Turkle uses the term "bricolage" repeatedly. Bricolage was coined by Claude LŽvi-Strauss, who defined it as "theoretical tinkering". Turkle defines it as a process "by which individuals and cultures use the objects around them to develop and assimilate ideas." Bricolage is used in creating on-line personae. On-line, people can take elements of the world that appeal to them. They can create their characters as an artist would a collage, taking pieces that are not necessarily related, but creating relationships between them that lead to a whole greater than those components. Additionally, these components can be symbols instead of real objects, and the symbolism counts more than the existence of the actual component.
In addition to allowing for creativity, on-line worlds allow for multiplicity. On-line life allows people to run parallel lives, whereas RL role playing (within a game or within day-to-day interactions with others) involves stepping in and out of the roles in series. In real life, people can be a hard-nosed business executive one moment and, upon going home, become a warm parent the next. It is very difficult to be both at the same time in the same place. While on-line, people can run different personae in different computer windows, switching quickly and seamlessly between each and interacting with people who do not necessarily know about any persona other than the one before them on their own screens.

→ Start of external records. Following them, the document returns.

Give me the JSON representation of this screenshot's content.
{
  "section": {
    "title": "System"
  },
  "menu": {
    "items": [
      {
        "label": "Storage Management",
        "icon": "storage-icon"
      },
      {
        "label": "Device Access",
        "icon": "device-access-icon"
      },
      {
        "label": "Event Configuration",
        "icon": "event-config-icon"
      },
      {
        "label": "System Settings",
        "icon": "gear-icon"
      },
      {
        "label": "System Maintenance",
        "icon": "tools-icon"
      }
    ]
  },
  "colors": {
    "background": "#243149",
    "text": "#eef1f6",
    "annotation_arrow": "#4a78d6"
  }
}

According to Turkle, this multiplicity leads to open communication between the selves, whereas a unitary identity creates censorship and silences characteristics that contradict the unitary self. This communication leads to a blurred sense of selves on a continuum. The characteristics of the different selves can be shared by others along the continuum and utilized as needed. Behaviors and thoughts that are developed on-line can be brought over to real life personae through this communication. As the structures of real life effect the virtual worlds created on-line, so do those virtual structures effect real life.
The development of on-line personae, worlds, and social structures do not occur in a vacuum. The ideas and dreams of people create these things in the virtual worlds in which they play. If we consider the Internet as a communication medium, we see that the medium has yet to show its limits. The drive to express one's imagination and a desire to communicate with others will continue to push the use of the Internet as a communication and presentation medium. Real life limitations in expressing oneself, such as geography, age, race, or social status, are becoming less relevant as more people find access to the Internet.